(END VIDEO CLIP)
RANDALL: By June 30, Bush had set an astounding fund-raising record for a presidential campaign: $95 million compared to $49 million for Al Gore. Gore's average contribution was $120. Bush's was $216.
The Texas governor will be the first presidential candidate in post-Watergate history to win the nomination without accepting matching funds. A reformer's complaint:
LEWIS: Bush's strategy worked. He calculated, unfortunately, correctly.
RANDALL: And though the Bush campaign, by the end of June, had only $8.4 million on hand -- not much more than Gore -- it probably doesn't matter all that much. He's agreed to take taxpayer funds for the fall campaign. He and Gore will get $67.6 million apiece and each will be bound to spend no more.
But there is an important footnote here. Bush and Gore will also help raise hundreds of millions of dollars in basically unregulated soft money between now and the election.
(on camera): The law says that cash must be spent on party- building activities. In practice, say the critics, it pays for the kinds of things, including TV attack ads, that make a mockery of the word "limits."
Gene Randall, CNN, Washington.
TO ORDER A VIDEO OF THIS TRANSCRIPT, PLEASE CALL 800-CNN-NEWS OR USE OUR SECURE ONLINE ORDER FORM LOCATED AT www.fdch.com
|Back to the top||

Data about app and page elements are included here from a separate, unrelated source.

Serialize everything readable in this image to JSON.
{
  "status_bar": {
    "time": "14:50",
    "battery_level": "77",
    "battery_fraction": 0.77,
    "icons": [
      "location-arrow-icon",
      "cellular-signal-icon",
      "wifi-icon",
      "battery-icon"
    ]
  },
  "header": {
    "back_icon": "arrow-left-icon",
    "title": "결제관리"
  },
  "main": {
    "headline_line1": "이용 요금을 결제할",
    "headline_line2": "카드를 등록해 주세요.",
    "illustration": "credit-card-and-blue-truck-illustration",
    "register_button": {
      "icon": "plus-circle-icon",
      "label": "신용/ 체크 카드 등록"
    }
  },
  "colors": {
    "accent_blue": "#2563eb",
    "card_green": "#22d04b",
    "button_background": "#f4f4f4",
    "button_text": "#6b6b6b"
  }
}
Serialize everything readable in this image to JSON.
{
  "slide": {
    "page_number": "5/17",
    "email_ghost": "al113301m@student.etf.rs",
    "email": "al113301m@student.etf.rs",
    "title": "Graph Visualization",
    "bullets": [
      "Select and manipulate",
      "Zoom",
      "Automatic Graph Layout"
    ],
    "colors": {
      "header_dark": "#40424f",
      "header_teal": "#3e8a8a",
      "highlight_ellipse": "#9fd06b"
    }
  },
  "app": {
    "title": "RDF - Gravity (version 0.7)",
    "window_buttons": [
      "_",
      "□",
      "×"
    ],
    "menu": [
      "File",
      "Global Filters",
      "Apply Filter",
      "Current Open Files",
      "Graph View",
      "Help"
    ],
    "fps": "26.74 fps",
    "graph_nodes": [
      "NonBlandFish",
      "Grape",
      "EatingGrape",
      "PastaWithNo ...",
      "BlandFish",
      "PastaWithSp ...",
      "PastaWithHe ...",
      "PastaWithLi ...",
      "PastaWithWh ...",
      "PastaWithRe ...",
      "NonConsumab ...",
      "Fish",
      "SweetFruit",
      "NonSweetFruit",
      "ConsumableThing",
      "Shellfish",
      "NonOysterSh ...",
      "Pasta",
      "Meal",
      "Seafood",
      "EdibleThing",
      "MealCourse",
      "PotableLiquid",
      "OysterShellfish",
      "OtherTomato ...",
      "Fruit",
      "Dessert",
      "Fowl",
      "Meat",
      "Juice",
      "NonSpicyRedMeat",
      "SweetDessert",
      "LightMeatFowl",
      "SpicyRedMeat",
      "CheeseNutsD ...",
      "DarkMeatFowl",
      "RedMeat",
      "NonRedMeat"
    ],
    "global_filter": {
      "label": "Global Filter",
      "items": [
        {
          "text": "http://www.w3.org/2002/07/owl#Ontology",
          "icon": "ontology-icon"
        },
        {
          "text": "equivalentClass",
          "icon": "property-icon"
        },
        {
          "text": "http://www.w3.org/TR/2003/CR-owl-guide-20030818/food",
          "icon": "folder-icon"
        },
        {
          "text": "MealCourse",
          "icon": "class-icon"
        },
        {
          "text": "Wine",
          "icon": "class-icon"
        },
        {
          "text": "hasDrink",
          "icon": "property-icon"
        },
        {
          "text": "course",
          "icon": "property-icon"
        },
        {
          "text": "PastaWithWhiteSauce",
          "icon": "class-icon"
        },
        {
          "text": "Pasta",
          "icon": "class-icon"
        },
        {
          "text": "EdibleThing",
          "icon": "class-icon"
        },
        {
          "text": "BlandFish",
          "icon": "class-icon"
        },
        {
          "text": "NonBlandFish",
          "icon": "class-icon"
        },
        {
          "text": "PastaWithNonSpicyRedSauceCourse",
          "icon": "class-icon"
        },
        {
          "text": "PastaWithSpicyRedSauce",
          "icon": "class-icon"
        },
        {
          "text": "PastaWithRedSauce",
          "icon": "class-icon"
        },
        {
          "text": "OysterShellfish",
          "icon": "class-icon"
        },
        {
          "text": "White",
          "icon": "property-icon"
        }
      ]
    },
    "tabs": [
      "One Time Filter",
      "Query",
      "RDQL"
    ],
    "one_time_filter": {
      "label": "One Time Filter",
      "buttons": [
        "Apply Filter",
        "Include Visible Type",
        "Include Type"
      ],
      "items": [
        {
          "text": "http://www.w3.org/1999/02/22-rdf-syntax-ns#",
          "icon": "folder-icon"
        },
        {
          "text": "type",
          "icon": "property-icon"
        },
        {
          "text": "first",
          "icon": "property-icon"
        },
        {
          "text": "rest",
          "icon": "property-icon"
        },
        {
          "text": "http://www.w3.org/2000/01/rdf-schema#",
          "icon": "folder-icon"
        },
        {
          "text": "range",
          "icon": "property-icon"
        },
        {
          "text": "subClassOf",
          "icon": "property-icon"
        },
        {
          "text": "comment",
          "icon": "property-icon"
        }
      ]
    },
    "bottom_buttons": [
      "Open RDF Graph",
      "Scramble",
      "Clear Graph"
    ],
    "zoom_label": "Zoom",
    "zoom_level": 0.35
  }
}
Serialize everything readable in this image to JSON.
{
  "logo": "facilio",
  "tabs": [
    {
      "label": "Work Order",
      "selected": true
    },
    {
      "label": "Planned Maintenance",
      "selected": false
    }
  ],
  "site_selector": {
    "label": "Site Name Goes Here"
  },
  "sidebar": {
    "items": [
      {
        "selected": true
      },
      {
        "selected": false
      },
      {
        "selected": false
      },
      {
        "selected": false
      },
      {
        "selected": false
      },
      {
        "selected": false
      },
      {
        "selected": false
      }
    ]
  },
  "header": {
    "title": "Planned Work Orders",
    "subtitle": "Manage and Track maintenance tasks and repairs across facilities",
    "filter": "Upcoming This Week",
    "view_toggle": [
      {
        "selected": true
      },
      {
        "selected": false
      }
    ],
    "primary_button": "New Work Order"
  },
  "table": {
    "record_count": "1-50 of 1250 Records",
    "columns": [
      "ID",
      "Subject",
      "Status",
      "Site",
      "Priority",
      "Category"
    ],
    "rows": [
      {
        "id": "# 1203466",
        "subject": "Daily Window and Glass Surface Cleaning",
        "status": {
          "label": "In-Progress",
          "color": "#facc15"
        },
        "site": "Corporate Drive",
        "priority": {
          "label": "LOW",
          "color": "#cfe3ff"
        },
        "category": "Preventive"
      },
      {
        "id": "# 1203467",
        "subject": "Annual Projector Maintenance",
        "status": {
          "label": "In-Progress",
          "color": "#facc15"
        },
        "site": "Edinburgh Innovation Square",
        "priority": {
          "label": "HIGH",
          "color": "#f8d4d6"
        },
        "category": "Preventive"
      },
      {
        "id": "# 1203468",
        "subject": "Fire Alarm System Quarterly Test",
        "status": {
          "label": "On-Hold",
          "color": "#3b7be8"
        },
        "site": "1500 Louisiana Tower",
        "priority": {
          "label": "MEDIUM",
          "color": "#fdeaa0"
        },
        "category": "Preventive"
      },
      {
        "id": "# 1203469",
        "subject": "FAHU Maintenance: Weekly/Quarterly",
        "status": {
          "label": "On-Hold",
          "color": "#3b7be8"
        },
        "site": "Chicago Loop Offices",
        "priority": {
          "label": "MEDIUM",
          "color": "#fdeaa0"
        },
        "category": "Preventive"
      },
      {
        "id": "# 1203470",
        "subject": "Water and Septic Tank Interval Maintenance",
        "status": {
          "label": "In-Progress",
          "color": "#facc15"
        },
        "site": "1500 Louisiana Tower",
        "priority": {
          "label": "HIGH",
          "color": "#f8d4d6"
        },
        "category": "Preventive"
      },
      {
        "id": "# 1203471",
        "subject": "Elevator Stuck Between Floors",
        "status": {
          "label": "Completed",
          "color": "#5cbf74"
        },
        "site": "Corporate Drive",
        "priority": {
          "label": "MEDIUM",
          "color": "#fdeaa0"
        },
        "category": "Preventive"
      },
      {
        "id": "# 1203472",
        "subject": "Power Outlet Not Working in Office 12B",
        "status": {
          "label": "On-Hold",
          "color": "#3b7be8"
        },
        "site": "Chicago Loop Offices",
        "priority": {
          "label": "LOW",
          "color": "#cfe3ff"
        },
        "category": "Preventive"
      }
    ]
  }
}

© 2001 Cable News Network. All Rights Reserved.|
Terms under which this service is provided to you.
Read our privacy guidelines.